WORKING DATA ▸
————

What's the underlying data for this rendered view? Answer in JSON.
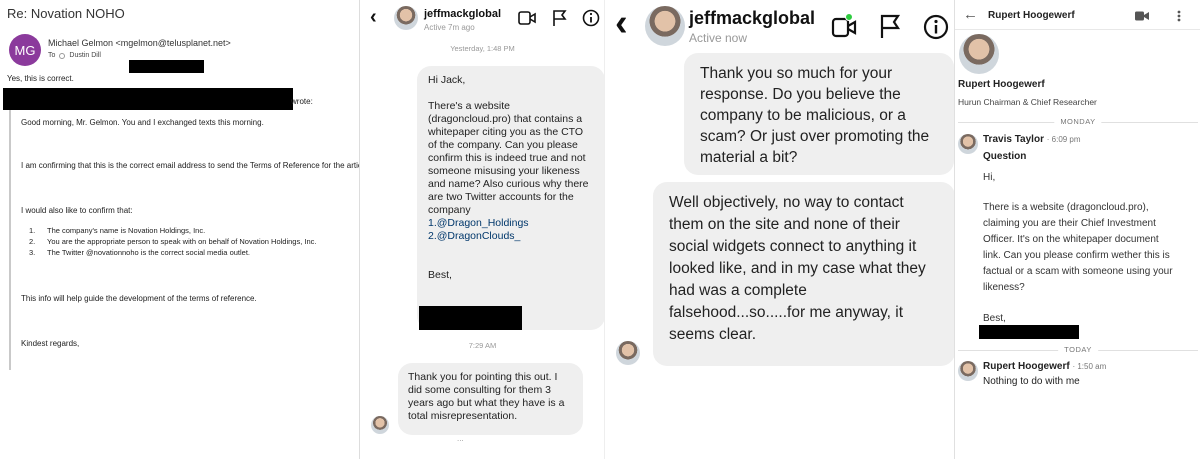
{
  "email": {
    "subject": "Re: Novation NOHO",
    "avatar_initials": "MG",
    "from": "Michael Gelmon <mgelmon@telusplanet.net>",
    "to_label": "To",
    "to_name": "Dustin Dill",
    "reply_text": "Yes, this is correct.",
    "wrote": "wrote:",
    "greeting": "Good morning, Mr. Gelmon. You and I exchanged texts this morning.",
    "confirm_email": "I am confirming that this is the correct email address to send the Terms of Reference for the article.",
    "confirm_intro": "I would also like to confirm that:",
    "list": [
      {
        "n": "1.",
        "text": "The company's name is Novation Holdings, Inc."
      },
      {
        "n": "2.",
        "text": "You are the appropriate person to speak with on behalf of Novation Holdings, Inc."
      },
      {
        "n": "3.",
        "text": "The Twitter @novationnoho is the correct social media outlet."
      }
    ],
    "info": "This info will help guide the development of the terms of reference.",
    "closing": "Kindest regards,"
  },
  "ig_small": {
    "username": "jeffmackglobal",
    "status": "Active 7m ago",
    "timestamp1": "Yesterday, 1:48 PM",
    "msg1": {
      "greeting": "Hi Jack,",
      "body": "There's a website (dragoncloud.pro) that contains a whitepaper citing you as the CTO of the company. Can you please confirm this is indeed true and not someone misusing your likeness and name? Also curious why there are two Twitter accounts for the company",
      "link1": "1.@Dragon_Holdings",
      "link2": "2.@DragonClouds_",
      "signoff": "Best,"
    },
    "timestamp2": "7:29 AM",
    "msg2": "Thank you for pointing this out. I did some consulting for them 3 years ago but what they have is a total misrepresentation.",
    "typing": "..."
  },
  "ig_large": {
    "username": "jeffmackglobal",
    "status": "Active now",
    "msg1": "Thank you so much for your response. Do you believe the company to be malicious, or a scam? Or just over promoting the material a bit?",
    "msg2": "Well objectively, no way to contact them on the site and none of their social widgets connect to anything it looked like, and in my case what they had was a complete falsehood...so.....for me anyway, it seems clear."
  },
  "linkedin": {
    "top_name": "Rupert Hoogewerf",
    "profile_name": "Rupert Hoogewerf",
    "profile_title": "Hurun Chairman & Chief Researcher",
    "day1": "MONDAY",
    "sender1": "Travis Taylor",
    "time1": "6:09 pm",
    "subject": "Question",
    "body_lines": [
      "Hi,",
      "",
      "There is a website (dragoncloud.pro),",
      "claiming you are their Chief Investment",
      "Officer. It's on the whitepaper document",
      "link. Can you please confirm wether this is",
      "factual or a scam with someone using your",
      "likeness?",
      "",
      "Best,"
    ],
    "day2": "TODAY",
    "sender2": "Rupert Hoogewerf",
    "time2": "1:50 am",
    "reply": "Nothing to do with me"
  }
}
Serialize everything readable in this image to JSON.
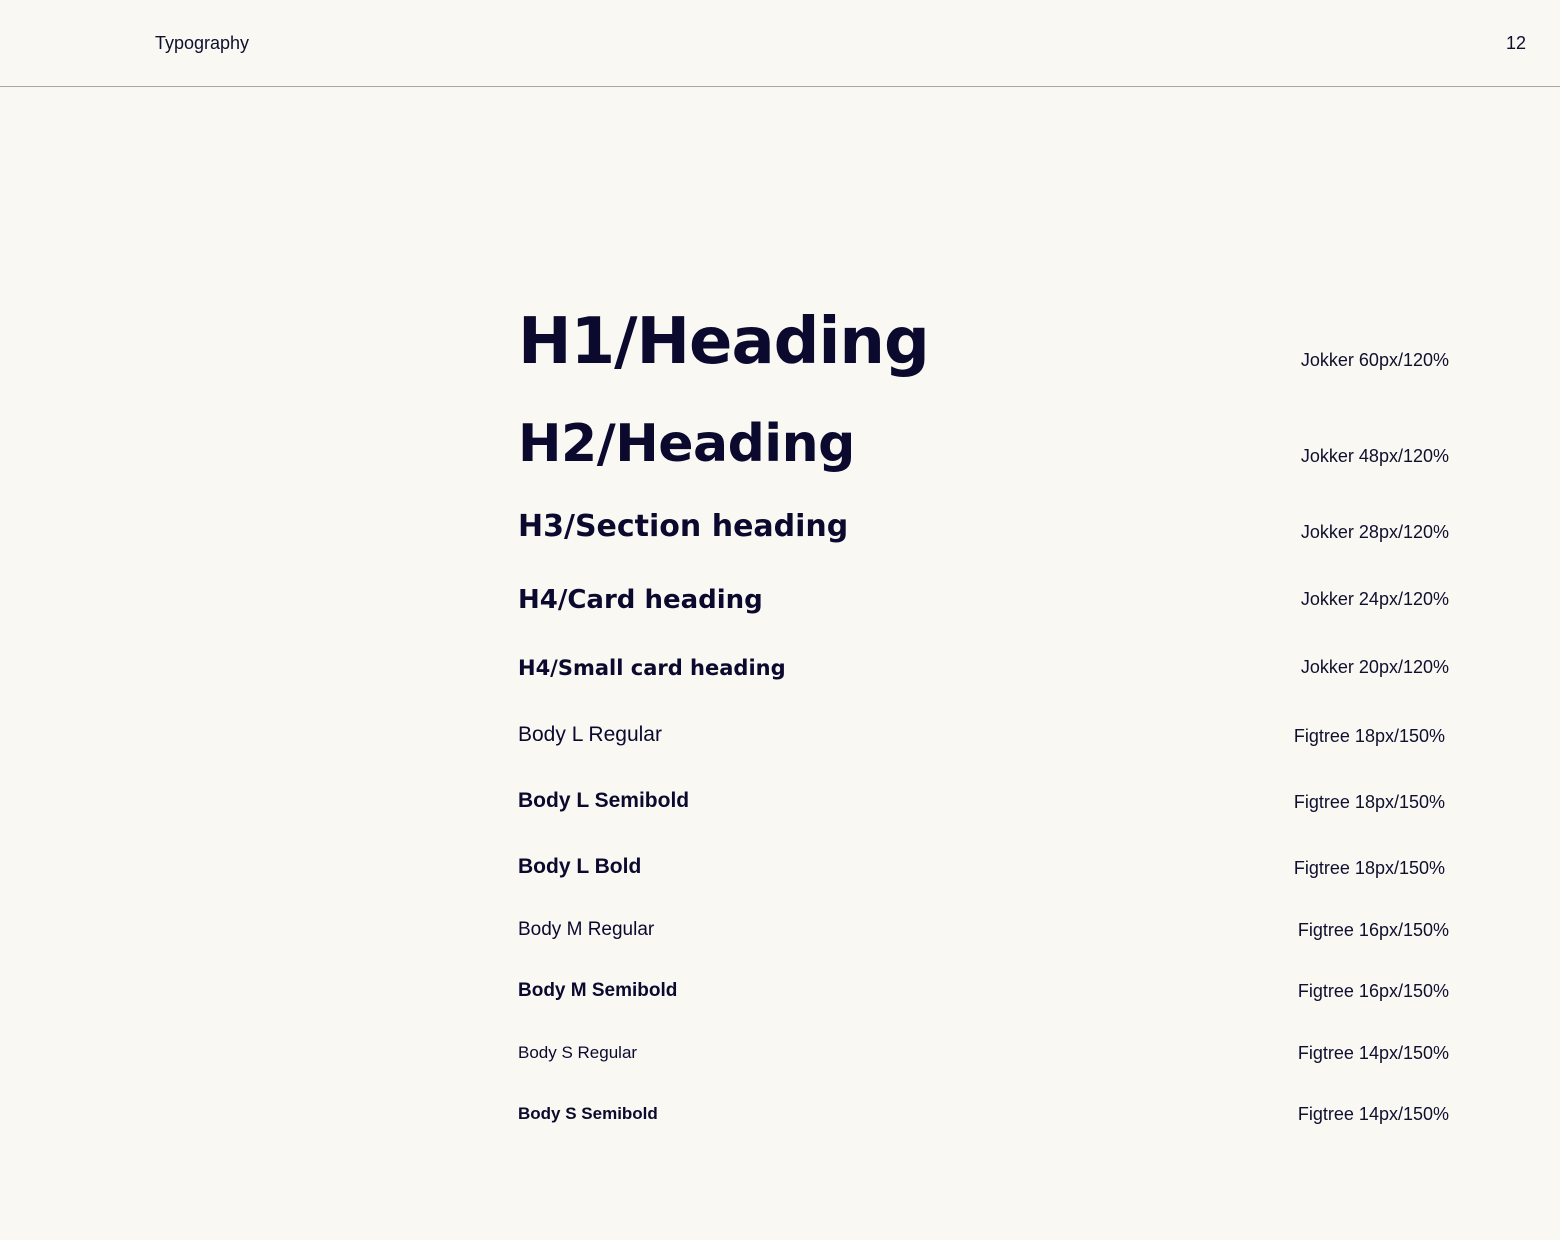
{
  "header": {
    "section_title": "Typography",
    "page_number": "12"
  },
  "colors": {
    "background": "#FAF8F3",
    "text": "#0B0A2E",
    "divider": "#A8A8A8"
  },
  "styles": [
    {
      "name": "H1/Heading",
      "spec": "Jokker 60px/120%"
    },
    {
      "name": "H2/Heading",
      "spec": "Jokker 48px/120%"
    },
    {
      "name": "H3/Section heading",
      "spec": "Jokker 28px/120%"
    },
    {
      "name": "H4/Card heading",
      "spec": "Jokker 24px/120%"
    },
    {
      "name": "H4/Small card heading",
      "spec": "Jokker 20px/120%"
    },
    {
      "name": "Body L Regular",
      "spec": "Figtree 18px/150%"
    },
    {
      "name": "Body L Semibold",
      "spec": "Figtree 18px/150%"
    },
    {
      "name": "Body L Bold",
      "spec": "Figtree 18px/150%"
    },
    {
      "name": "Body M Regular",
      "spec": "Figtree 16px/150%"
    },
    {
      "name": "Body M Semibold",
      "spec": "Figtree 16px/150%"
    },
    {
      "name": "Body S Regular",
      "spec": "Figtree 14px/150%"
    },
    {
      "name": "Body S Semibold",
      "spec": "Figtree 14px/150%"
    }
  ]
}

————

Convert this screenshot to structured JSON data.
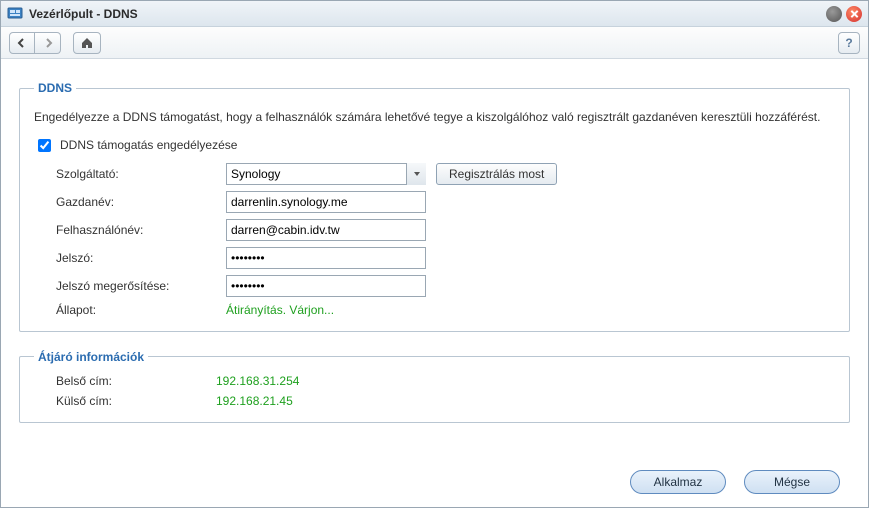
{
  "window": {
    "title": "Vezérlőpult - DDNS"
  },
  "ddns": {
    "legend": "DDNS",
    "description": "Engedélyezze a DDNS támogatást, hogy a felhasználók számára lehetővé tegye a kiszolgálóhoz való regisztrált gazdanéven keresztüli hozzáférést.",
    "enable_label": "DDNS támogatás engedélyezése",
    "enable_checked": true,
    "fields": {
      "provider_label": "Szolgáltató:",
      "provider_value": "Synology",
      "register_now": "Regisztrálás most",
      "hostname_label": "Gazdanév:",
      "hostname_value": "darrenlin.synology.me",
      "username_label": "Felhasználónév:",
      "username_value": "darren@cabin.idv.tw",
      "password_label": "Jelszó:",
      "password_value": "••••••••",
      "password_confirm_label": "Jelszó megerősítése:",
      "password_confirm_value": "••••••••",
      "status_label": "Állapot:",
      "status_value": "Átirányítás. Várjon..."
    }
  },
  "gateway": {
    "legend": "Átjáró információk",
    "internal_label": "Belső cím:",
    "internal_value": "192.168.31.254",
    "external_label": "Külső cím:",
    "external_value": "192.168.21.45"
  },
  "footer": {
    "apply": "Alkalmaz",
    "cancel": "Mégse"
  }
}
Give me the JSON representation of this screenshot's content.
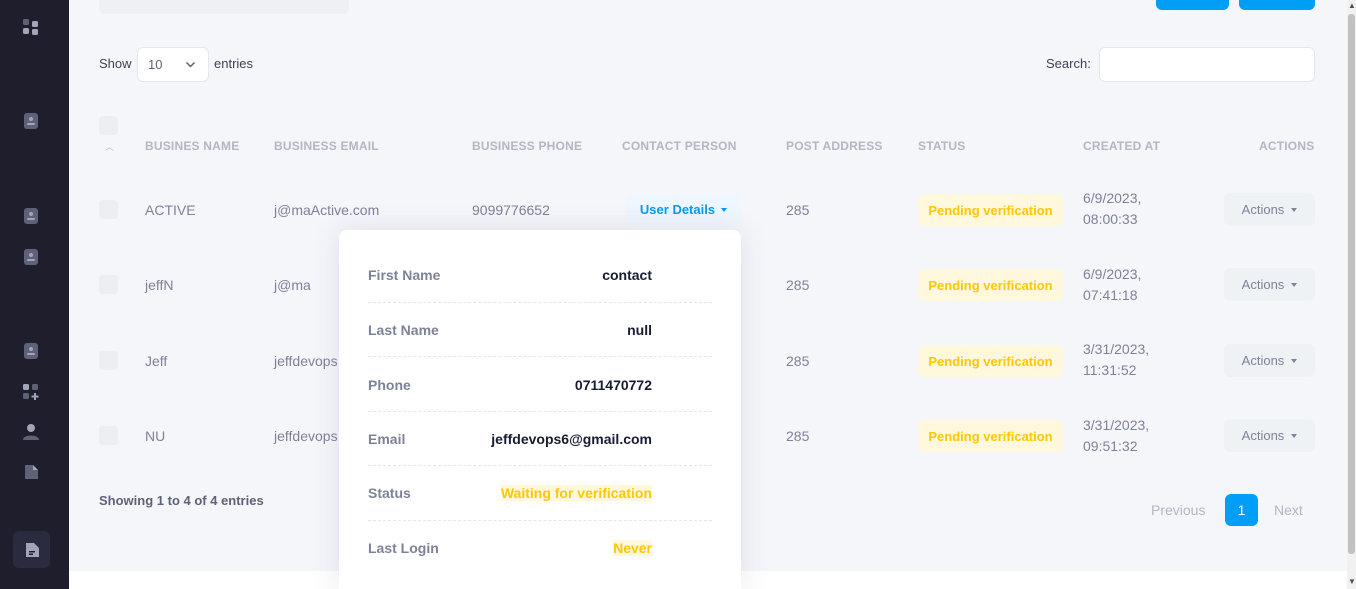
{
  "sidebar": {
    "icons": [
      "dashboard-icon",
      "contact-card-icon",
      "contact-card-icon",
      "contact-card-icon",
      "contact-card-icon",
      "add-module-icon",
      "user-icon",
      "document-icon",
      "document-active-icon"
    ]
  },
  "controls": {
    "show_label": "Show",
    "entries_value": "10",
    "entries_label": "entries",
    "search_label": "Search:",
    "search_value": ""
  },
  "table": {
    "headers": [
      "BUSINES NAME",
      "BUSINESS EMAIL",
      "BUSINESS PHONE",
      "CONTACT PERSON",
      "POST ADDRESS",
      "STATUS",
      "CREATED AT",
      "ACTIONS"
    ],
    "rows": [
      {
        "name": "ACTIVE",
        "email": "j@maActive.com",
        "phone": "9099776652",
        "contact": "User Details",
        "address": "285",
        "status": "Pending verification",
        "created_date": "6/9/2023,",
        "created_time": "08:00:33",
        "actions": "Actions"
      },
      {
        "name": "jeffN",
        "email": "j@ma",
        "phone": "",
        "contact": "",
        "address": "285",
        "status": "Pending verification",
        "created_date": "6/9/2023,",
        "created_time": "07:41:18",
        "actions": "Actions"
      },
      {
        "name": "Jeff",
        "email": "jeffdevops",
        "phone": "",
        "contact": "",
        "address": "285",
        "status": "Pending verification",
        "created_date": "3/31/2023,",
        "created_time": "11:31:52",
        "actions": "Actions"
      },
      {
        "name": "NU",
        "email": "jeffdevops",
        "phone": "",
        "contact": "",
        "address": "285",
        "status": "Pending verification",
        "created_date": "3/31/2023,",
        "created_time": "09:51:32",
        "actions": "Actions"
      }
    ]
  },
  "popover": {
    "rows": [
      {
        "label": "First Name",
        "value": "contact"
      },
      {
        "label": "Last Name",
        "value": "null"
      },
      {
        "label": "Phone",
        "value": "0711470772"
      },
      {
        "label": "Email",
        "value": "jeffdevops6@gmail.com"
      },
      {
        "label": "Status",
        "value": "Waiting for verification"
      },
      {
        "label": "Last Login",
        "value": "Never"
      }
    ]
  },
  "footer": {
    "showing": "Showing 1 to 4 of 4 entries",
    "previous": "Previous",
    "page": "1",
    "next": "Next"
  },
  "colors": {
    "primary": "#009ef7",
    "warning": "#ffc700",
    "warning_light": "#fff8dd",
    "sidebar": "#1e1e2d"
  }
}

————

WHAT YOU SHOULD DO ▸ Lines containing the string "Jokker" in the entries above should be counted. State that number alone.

REPLY ▸ 5